WGA Strike Is Over And New Records Have Been Set
MAYO’s clients earned a record number of media impressions during the three month strike by the Writers Guild of America. More than 85 million media impressions over 89 days.
[USPRwire, Tue Mar 04 2008] MAYO Communications, an international award-winning full service public relations and marketing agency, based in Los Angeles has recorded a new record number of media inquiries and media impressions thanks to the Writers Guild of America (WGA) strike that put a lot of small vendors out of business in Southern California.
“Since the strike began, we garnered a record 85 million plus media impressions for Chief Economist Jack Kyser, Los Angeles County Economic Development (LAEDC),” said President Aida Mayo, MAYO Communications based in LA. “Jack was bombarded with calls from the BBC to CNN to Fox Business News and scores of business and entertainment media trades from Forbes to the Hollywood Reporter.”
MAYO has been the media relations agency of record for LAEDC since 2001, and last year set a new record of 200 million media impressions, compared to 150 million impressions in 2006. “We were calling Jack Kyser at home and on the weekends for TV, radio and print interviews. I don’t know how he was able to finish the 2008-09 LAEDC Economic Forecast, or anything else during the labor dispute,” explained Mayo. “We found a lot of global media interest, because the Forecast came out the week for the Oscars, the first real awards show involving writers.”
Chief Economist Kyser summed up the Forecast this way, “It’s obvious that the 2008-2009 periods will be difficult for both California and Southern California. Whether or not these years get tagged with the ‘recession’ label, in some metro areas it will feel like one. Some businesses, consumers and government will experience pain. For the latter, the pain may well stretch into 2010.”
Facing mounting pressure to begin contract talks as soon as possible, the Screen Actors Guild (SAG) has set up camp and announced it won't start formal negotiations with the AMPTP - Alliance of Motion Picture and Television Producers (AMPTP) until April at the earliest.
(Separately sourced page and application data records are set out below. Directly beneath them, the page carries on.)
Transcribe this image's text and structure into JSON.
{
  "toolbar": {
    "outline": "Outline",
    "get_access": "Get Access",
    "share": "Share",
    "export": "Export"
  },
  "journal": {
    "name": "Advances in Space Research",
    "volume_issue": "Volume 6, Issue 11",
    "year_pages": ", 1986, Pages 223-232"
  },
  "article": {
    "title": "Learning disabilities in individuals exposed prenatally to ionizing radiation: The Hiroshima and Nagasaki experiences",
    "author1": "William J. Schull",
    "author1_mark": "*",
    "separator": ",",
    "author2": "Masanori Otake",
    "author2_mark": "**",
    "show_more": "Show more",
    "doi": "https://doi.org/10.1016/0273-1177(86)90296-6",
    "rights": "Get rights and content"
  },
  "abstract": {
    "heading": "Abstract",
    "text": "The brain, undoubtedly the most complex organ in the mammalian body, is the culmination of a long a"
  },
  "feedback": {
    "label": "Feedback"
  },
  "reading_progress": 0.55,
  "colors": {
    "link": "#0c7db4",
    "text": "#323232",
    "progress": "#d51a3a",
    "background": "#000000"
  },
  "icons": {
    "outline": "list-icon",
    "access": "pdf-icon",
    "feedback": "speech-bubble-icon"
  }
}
Kyser, whose Forecast is has been rated #1 by the Wall Street Journal, talked about WGA, SAG and the DGA in the 2007 Economic Forecast. He predicted it would be long and pretty brutal if it went longer than the 1988 strike, which cost around $500 million. Kyser estimated this recent 90 day ordeal cost more than four times that figure at $2.5 million. This year he ended the forecast with, “Life is never dull in Southern California.” For more on the Forecast visit: